---- Supplied material

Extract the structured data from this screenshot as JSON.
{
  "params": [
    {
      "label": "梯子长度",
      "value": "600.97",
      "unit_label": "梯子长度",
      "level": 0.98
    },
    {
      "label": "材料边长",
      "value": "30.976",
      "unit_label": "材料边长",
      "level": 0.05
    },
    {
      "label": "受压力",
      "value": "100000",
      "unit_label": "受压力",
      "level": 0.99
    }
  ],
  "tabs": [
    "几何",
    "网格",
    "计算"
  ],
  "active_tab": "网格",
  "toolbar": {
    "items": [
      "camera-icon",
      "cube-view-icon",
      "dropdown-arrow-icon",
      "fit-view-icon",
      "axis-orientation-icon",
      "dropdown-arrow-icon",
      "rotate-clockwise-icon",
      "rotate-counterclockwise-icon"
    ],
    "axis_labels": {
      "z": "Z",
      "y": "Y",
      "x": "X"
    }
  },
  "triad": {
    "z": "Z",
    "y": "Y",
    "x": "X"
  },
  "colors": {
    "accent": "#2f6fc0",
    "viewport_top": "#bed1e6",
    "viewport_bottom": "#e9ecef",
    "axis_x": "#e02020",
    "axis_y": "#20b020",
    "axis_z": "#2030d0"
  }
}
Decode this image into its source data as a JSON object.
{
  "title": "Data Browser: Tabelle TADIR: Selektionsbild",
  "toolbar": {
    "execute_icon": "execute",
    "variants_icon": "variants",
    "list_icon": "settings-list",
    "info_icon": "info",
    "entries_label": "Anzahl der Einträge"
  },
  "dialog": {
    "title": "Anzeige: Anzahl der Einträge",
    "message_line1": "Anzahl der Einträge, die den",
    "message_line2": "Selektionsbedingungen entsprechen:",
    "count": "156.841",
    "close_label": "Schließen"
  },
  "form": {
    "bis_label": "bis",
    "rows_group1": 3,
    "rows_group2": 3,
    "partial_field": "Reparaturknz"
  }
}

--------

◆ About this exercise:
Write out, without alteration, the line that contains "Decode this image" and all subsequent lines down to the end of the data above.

◆ Response for this exercise:
Decode this image into its source data as a JSON object.
{
  "title": "Data Browser: Tabelle TADIR: Selektionsbild",
  "toolbar": {
    "execute_icon": "execute",
    "variants_icon": "variants",
    "list_icon": "settings-list",
    "info_icon": "info",
    "entries_label": "Anzahl der Einträge"
  },
  "dialog": {
    "title": "Anzeige: Anzahl der Einträge",
    "message_line1": "Anzahl der Einträge, die den",
    "message_line2": "Selektionsbedingungen entsprechen:",
    "count": "156.841",
    "close_label": "Schließen"
  },
  "form": {
    "bis_label": "bis",
    "rows_group1": 3,
    "rows_group2": 3,
    "partial_field": "Reparaturknz"
  }
}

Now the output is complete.